Tag Archives: Student Volunteer Army

Join the 2018 SVA Exec

Jane Goodall visits Christchurch and gives a presentation at a Sumner school to school children and talks with members of the SVA Student Volunteer Army, 30.6.17 Photography by Paul Daly.

Jane Goodall speaking with members of the SVA Student Volunteer Army on her visit to Christchurch.

In 2015, in my third year at UC, I joined the Student Volunteer Army (SVA) Exec team as a Platoon Leader. I’ve now been on the Exec for 3 years and am currently Vice President of the Club.

Being part of the SVA Exec has been a highlight of my time at UC. As an Exec team of 25 with over 2000 volunteer members, we are the largest club on campus. There are so many awesome opportunities I’ve been able to take part in through my involvement with the SVA.

I’ve learnt different skills through each of the positions I’ve held on the Exec – like organising events, taking accurate meeting minutes and overseeing the operation of the Club. The SVA offers a variety of ways to develop your skills and leadership experience, with leadership seminars, paid trips to conferences such as Festival for the Future and Aspiring Leaders Forum and free courses such as first aid and media training. Other highlights of my time on the Exec have been meeting HRH Prince Harry and hosting a talk with Dr Jane Goodall. I’ve really enjoyed the opportunity to get outside the ‘Ilam bubble’ and work in different parts of the city, meeting members of the Christchurch community – who are always incredibly appreciative of the work we do.

Most importantly, over the last three years I’ve got to meet and work alongside an awesome team of people. Together we’ve worked on projects that have been fun and rewarding for students but also made a real impact in the community.

I’d highly recommend applying for the SVA Executive team for 2018. The process is easy – all you need is a short CV and cover letter outlining the position you are applying for and why. Applications close Friday 1 September – don’t miss out!

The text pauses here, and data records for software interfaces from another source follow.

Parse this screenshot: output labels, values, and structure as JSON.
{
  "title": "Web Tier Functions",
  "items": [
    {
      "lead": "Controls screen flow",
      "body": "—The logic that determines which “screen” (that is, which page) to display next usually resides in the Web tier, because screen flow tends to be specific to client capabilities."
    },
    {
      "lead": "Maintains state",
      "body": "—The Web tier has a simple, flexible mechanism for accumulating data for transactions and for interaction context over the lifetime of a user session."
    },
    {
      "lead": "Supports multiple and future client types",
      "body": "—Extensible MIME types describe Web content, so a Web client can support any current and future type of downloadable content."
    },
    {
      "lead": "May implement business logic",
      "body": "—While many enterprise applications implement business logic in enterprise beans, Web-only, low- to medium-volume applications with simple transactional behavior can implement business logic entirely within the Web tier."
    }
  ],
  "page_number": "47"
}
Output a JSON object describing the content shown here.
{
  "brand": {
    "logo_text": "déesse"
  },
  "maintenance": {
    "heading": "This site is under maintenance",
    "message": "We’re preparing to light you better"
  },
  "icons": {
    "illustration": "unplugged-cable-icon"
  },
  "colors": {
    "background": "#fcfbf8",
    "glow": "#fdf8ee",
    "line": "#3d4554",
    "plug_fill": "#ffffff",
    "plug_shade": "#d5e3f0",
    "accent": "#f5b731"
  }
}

Find more information here>

Written by Isabelle Smith, Student Volunteer Army – Vice President

SVA Connect the Community


The Student Volunteer Army (SVA) is heading to Linwood Park for the City Care Connect the Community event on Saturday 29 July.

This Connect the Community event will be bigger and better than ever. We are looking for 300 student volunteers to help give some TLC back to the Linwood Community. We’ve got heaps of great volunteering activities planned at the park including painting, planting, and projects around the school. As always, our volunteers will get free transport to and from the event and we’ll finish off the event with a free community bbq set up in the central hub at Linwood Avenue School.

Find out more and sign up here>

Meeting Dr Jane Goodall

Jane Goodall visits Christchurch and gives a presentation at a Sumner school to school children and talks with members of the SVA Student Volunteer Army, 30.6.17 Photography by Paul Daly.

Student Volunteer Army (SVA) executive with Dr Jane Goodall during her visit to Christchurch.

Most 83 year olds have done a fair bit of living, having survived the Second World War, the Cold War and now the war on terror. They’ve experienced an unparalleled explosion in connectivity through invention of the world wide web and the advent of the information age, but few could lay claim to a life so full of living, that it rivals the extraordinary journey of Dr Jane Goodall.

The Student Volunteer Army (SVA) executive, members of our high school programme from Cashmere and St Andrew’s Colleges, along with students from Sumner school, were lucky enough to meet Dr Goodall recently and talk with her about a range of issues, from animal rights activism and climate change, to a society struggling to deal with apathetic youth, and what these issues may mean for our future.

In 1960, at just 26 years old, Dr Goodall set up a study of chimpanzees in Gombe Stream Tanzania, that has continued for over 55-years and seen her become not only the world’s foremost expert on chimpanzees, but an ardent campaigner for conservation efforts and increasingly a voice for social change. Meeting Dr Goodall was a remarkable experience, as she shared with us her stories from Gombe Stream and also her thoughts about the future.

There were several points made by Dr Goodall that really resonated with me and many of those present. The first being of the vital need to swiftly and decisively change the way we treat our planet, its animals and its people. Dr Goodall used the quote “we have not inherited the plant from our ancestors, we’ve borrowed it from our children”, she then went on to say she believes this is wrong and instead, “we’ve stolen it from them, and we’re still stealing”. For the young people in the audience it was hard not to reflect on some of the political, economic and social decisions made in the decades before and since our birth, and how these decisions might impact our future, had we been stolen from?

Her fight against apathetic youth was the second key message that really struck a chord with the audience, mentioning numerous times that “the greatest danger to our future is apathy”. Dr Goodall, at 83 years old, spends roughly 300 days a year travelling the world promoting the idea to young people of how absolutely critical it is that they engage and participate. It was a once in a lifetime opportunity to hear these words from Dr Goodall herself and to share in some of the wisdom that a life so well lived can bring.

SVA President – Jared McMahon